> WHAT THE EXERCISE ASKS: Will you write out all the entries below exactly?

> MATERIAL TO PROCESS:
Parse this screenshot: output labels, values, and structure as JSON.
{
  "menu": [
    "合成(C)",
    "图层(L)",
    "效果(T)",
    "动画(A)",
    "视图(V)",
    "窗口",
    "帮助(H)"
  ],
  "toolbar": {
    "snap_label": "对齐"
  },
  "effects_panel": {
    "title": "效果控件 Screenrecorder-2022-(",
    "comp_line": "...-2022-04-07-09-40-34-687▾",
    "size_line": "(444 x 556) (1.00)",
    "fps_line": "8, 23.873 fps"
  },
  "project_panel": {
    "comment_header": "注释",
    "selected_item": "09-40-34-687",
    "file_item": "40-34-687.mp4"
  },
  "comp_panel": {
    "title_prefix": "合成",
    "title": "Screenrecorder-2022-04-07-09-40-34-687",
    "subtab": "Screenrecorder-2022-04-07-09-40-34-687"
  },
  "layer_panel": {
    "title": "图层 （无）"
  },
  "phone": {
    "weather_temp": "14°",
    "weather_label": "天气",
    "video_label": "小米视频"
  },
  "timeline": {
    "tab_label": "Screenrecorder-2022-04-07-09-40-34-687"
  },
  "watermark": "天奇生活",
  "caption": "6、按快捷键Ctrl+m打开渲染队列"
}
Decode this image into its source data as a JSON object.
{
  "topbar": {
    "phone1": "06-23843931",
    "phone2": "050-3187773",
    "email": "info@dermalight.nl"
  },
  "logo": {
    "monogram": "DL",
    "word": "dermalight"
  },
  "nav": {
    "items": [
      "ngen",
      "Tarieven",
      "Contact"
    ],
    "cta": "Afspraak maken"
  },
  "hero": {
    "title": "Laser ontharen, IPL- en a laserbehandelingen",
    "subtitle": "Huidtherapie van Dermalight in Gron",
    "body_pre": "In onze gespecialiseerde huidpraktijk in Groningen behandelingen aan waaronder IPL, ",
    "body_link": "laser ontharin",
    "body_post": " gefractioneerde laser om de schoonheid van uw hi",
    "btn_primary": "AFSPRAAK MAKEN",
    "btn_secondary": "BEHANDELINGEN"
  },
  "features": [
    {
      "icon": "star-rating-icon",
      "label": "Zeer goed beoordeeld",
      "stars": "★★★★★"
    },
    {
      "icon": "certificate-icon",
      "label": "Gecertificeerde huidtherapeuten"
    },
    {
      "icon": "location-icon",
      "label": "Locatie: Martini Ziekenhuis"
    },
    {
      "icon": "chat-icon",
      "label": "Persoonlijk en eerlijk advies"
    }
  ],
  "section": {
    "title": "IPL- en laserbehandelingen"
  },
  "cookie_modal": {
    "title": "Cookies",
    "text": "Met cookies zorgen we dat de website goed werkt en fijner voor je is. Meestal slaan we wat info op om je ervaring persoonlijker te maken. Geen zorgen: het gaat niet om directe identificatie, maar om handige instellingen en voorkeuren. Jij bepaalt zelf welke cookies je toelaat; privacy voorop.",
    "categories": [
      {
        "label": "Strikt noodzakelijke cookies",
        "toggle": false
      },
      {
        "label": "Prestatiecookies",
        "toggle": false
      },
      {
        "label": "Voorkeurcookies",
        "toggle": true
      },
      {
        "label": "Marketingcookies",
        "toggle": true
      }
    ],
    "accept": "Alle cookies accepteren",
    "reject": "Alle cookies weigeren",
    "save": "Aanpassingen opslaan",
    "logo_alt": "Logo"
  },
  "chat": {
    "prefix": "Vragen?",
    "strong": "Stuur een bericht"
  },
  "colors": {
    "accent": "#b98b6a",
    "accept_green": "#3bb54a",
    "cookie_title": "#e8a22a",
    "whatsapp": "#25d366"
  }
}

> EXPECTED ANSWER:
Parse this screenshot: output labels, values, and structure as JSON.
{
  "menu": [
    "合成(C)",
    "图层(L)",
    "效果(T)",
    "动画(A)",
    "视图(V)",
    "窗口",
    "帮助(H)"
  ],
  "toolbar": {
    "snap_label": "对齐"
  },
  "effects_panel": {
    "title": "效果控件 Screenrecorder-2022-(",
    "comp_line": "...-2022-04-07-09-40-34-687▾",
    "size_line": "(444 x 556) (1.00)",
    "fps_line": "8, 23.873 fps"
  },
  "project_panel": {
    "comment_header": "注释",
    "selected_item": "09-40-34-687",
    "file_item": "40-34-687.mp4"
  },
  "comp_panel": {
    "title_prefix": "合成",
    "title": "Screenrecorder-2022-04-07-09-40-34-687",
    "subtab": "Screenrecorder-2022-04-07-09-40-34-687"
  },
  "layer_panel": {
    "title": "图层 （无）"
  },
  "phone": {
    "weather_temp": "14°",
    "weather_label": "天气",
    "video_label": "小米视频"
  },
  "timeline": {
    "tab_label": "Screenrecorder-2022-04-07-09-40-34-687"
  },
  "watermark": "天奇生活",
  "caption": "6、按快捷键Ctrl+m打开渲染队列"
}
Decode this image into its source data as a JSON object.
{
  "topbar": {
    "phone1": "06-23843931",
    "phone2": "050-3187773",
    "email": "info@dermalight.nl"
  },
  "logo": {
    "monogram": "DL",
    "word": "dermalight"
  },
  "nav": {
    "items": [
      "ngen",
      "Tarieven",
      "Contact"
    ],
    "cta": "Afspraak maken"
  },
  "hero": {
    "title": "Laser ontharen, IPL- en a laserbehandelingen",
    "subtitle": "Huidtherapie van Dermalight in Gron",
    "body_pre": "In onze gespecialiseerde huidpraktijk in Groningen behandelingen aan waaronder IPL, ",
    "body_link": "laser ontharin",
    "body_post": " gefractioneerde laser om de schoonheid van uw hi",
    "btn_primary": "AFSPRAAK MAKEN",
    "btn_secondary": "BEHANDELINGEN"
  },
  "features": [
    {
      "icon": "star-rating-icon",
      "label": "Zeer goed beoordeeld",
      "stars": "★★★★★"
    },
    {
      "icon": "certificate-icon",
      "label": "Gecertificeerde huidtherapeuten"
    },
    {
      "icon": "location-icon",
      "label": "Locatie: Martini Ziekenhuis"
    },
    {
      "icon": "chat-icon",
      "label": "Persoonlijk en eerlijk advies"
    }
  ],
  "section": {
    "title": "IPL- en laserbehandelingen"
  },
  "cookie_modal": {
    "title": "Cookies",
    "text": "Met cookies zorgen we dat de website goed werkt en fijner voor je is. Meestal slaan we wat info op om je ervaring persoonlijker te maken. Geen zorgen: het gaat niet om directe identificatie, maar om handige instellingen en voorkeuren. Jij bepaalt zelf welke cookies je toelaat; privacy voorop.",
    "categories": [
      {
        "label": "Strikt noodzakelijke cookies",
        "toggle": false
      },
      {
        "label": "Prestatiecookies",
        "toggle": false
      },
      {
        "label": "Voorkeurcookies",
        "toggle": true
      },
      {
        "label": "Marketingcookies",
        "toggle": true
      }
    ],
    "accept": "Alle cookies accepteren",
    "reject": "Alle cookies weigeren",
    "save": "Aanpassingen opslaan",
    "logo_alt": "Logo"
  },
  "chat": {
    "prefix": "Vragen?",
    "strong": "Stuur een bericht"
  },
  "colors": {
    "accent": "#b98b6a",
    "accept_green": "#3bb54a",
    "cookie_title": "#e8a22a",
    "whatsapp": "#25d366"
  }
}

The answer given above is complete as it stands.